To me that’s just being me, I don’t deem myself as heroic material, but he did. I guess I should have known somehow that he looked up to me, but I didn’t see him as an underclassmen, or as someone beneath me, I saw him as a friend, an equal. The year before he had been a freshmen, when I was a senior. He saw me stand up for some kids who were picked on, show them kindness, and offer friendship. He saw me have a good time while staying true to myself, and finding people who respected my choices. He saw me confront rumors, and take them down, he saw every action I did that year because we were the best of friends.

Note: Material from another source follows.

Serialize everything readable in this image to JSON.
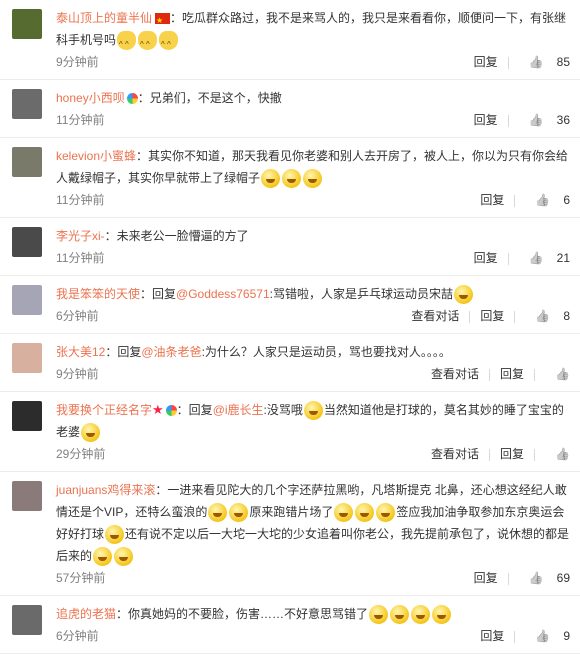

I didn’t know I had such an impact on him. And after he told me, I felt bad for not knowing it sooner. In some ways I felt guilt, that I was this thing to him and he wasn’t to me because I never thought that way. I wouldn’t have changed, but maybe I would have put distance between us, because I don’t want the title of hero. I just wanted the title of friend. Walking away from him that day, I could never not know how he thought of me, and it took courage to tell me, which I deeply respect. But even four years later I think about if I’m doing a good job of being his hero, if I’m worthy. And what if I’m not? What if something has changed. Do I want to know that?
What do the societal heroes think? How do the deal with that pressure? Especially if they are an athlete or celebrity. Sure they can say they aren’t a hero, that’s not what they are there for, but that doesn’t stop people from idolizing them, and that pressure of thousands (even millions) adds up. I think I would crumble. Because the truth is, we are all human, and flawed. Even though my friend saw me in this perfect light, I’m not, I could never be. I’m just good at being myself.
(That year and the following one I actually dealt with a ton of stuff, but I’m not very vocal about problems, I usually just deal with them, so my friends didn’t really know what was going on. Which is what I preferred, when I was with them, I just wanted to have a good time, enjoy their company.)
I’ve never told anyone that story, and it makes me wonder how many people are told they are someone’s hero. I wonder if my emotions and reactions are similar to someone who has also been told they were someone’s hero. I also wonder if the feeling of wonder will ever drift away or if I’m stuck wondering about heroism with questions unanswered. I’m hoping writing this all down will get it out of my brain, and into the universe for it to sort out.